Classic Films in Focus: ROOM SERVICE (1938)
The plot of Room Service is relatively straightforward. Groucho plays theater producer Gordon Miller, who is struggling to get funding for his play while he and his actors crash the hotel of Gordon's brother-in-law. The hotel brass want the actors thrown out, but the ragtag group uses a variety of zany ruses to avoid getting the boot until the play can open.
Because this picture is not an original Marx Brothers story - it was adapted from a stage play - several of the usual elements of a Marx Brothers movie are notably absent, including the wonderful musical solos by Chico and Harpo. Groucho seems subdued; his usual barbed patter must give way to the scripted material, and he's left duck-walking around the hotel room without enough to do. The story might be funny enough if it were not trying to be a Marx Brothers film, but their presence creates expectations that go unfilled. Lucille Ball plays it more or less straight, Ann Miller is underused, and the funniest guy in the whole movie turns out to be Frank Albertson as the inexperienced young playwright, Leo Davis. Classic movie fans will most likely recognize Albertson as the braying Sam Wainwright in It's a Wonderful Life (1946), but his career included more than 180 film and television appearances.
If you are new to the Marx Brothers, start with one of their best films instead; A Day at the Races (1937) makes an excellent first outing, especially if you are watching with kids. After that, try A Night in Casablanca (1946) or even At the Circus (1939), which at least offers the attraction of Groucho singing "Lydia, the Tattooed Lady" to make it worthwhile.
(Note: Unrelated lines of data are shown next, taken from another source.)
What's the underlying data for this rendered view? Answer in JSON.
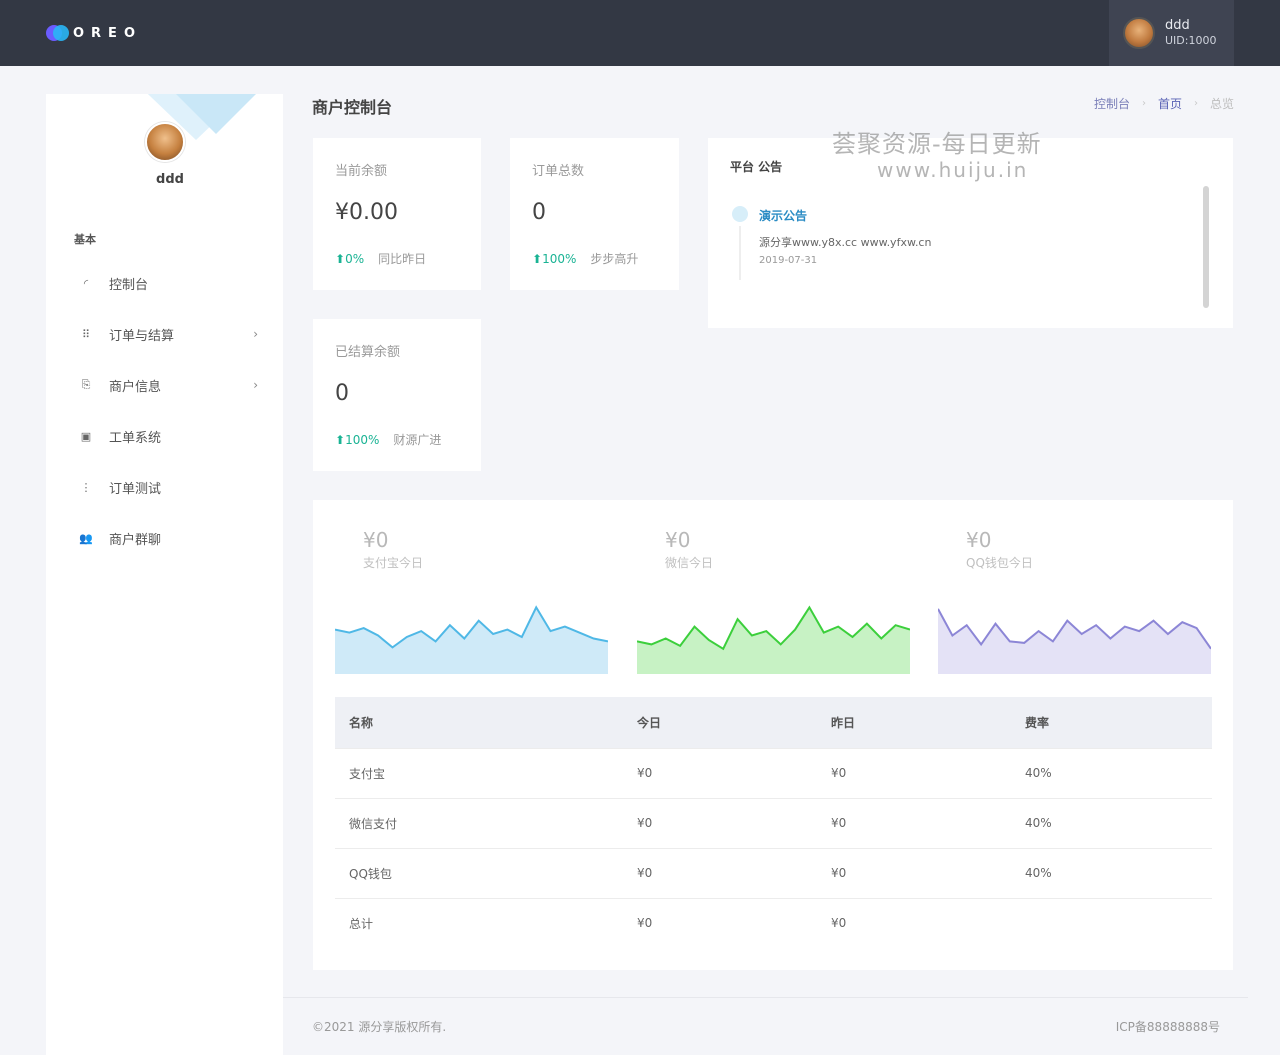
{
  "brand": {
    "logo_text": "OREO"
  },
  "topbar": {
    "username": "ddd",
    "uid": "UID:1000"
  },
  "sidebar": {
    "username": "ddd",
    "section": "基本",
    "items": [
      {
        "label": "控制台",
        "icon": "gauge-icon",
        "glyph": "◜",
        "has_children": false
      },
      {
        "label": "订单与结算",
        "icon": "grid-icon",
        "glyph": "⠿",
        "has_children": true
      },
      {
        "label": "商户信息",
        "icon": "copy-icon",
        "glyph": "⎘",
        "has_children": true
      },
      {
        "label": "工单系统",
        "icon": "ticket-icon",
        "glyph": "▣",
        "has_children": false
      },
      {
        "label": "订单测试",
        "icon": "test-icon",
        "glyph": "⋮",
        "has_children": false
      },
      {
        "label": "商户群聊",
        "icon": "group-icon",
        "glyph": "👥",
        "has_children": false
      }
    ],
    "chevron": "›"
  },
  "header": {
    "title": "商户控制台"
  },
  "breadcrumb": {
    "items": [
      "控制台",
      "首页",
      "总览"
    ],
    "sep": "›"
  },
  "stats": [
    {
      "label": "当前余额",
      "value": "¥0.00",
      "arrow": "⬆",
      "pct": "0%",
      "note": "同比昨日"
    },
    {
      "label": "订单总数",
      "value": "0",
      "arrow": "⬆",
      "pct": "100%",
      "note": "步步高升"
    },
    {
      "label": "已结算余额",
      "value": "0",
      "arrow": "⬆",
      "pct": "100%",
      "note": "财源广进"
    }
  ],
  "notice": {
    "title": "平台 公告",
    "item_title": "演示公告",
    "item_body": "源分享www.y8x.cc www.yfxw.cn",
    "item_date": "2019-07-31"
  },
  "watermark": {
    "line1": "荟聚资源-每日更新",
    "line2": "www.huiju.in"
  },
  "payments": [
    {
      "amount": "¥0",
      "label": "支付宝今日",
      "color": "#4fb8e6",
      "fill": "#cfeaf8",
      "values": [
        30,
        28,
        31,
        26,
        18,
        25,
        29,
        22,
        33,
        24,
        36,
        27,
        30,
        25,
        45,
        29,
        32,
        28,
        24,
        22
      ]
    },
    {
      "amount": "¥0",
      "label": "微信今日",
      "color": "#3ccf3c",
      "fill": "#c7f2c4",
      "values": [
        22,
        20,
        24,
        19,
        32,
        23,
        17,
        37,
        26,
        29,
        20,
        30,
        45,
        28,
        32,
        25,
        34,
        24,
        33,
        30
      ]
    },
    {
      "amount": "¥0",
      "label": "QQ钱包今日",
      "color": "#8c86d6",
      "fill": "#e4e2f6",
      "values": [
        44,
        26,
        33,
        20,
        34,
        22,
        21,
        29,
        22,
        36,
        27,
        33,
        24,
        32,
        29,
        36,
        27,
        35,
        31,
        17
      ]
    }
  ],
  "table": {
    "headers": [
      "名称",
      "今日",
      "昨日",
      "费率"
    ],
    "rows": [
      [
        "支付宝",
        "¥0",
        "¥0",
        "40%"
      ],
      [
        "微信支付",
        "¥0",
        "¥0",
        "40%"
      ],
      [
        "QQ钱包",
        "¥0",
        "¥0",
        "40%"
      ],
      [
        "总计",
        "¥0",
        "¥0",
        ""
      ]
    ]
  },
  "footer": {
    "copyright": "©2021 源分享版权所有.",
    "icp": "ICP备88888888号"
  }
}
See more of Lucille Ball's earlier work in Dance, Girl, Dance (1940) and Lured (1947). Ann Miller, who was only 15 when she made this film and You Can't Take It with You (1938), would go on to star in classics like On the Town (1949) and Kiss Me Kate (1953). Director William A. Seiter, a veteran of silent films and musical comedies, also oversaw several Shirley Temple pictures, including Stowaway (1936), which actually makes for a better example of his work than Room Service.
An earlier version of this review originally appeared on Examiner.com. The author retains all rights to this content.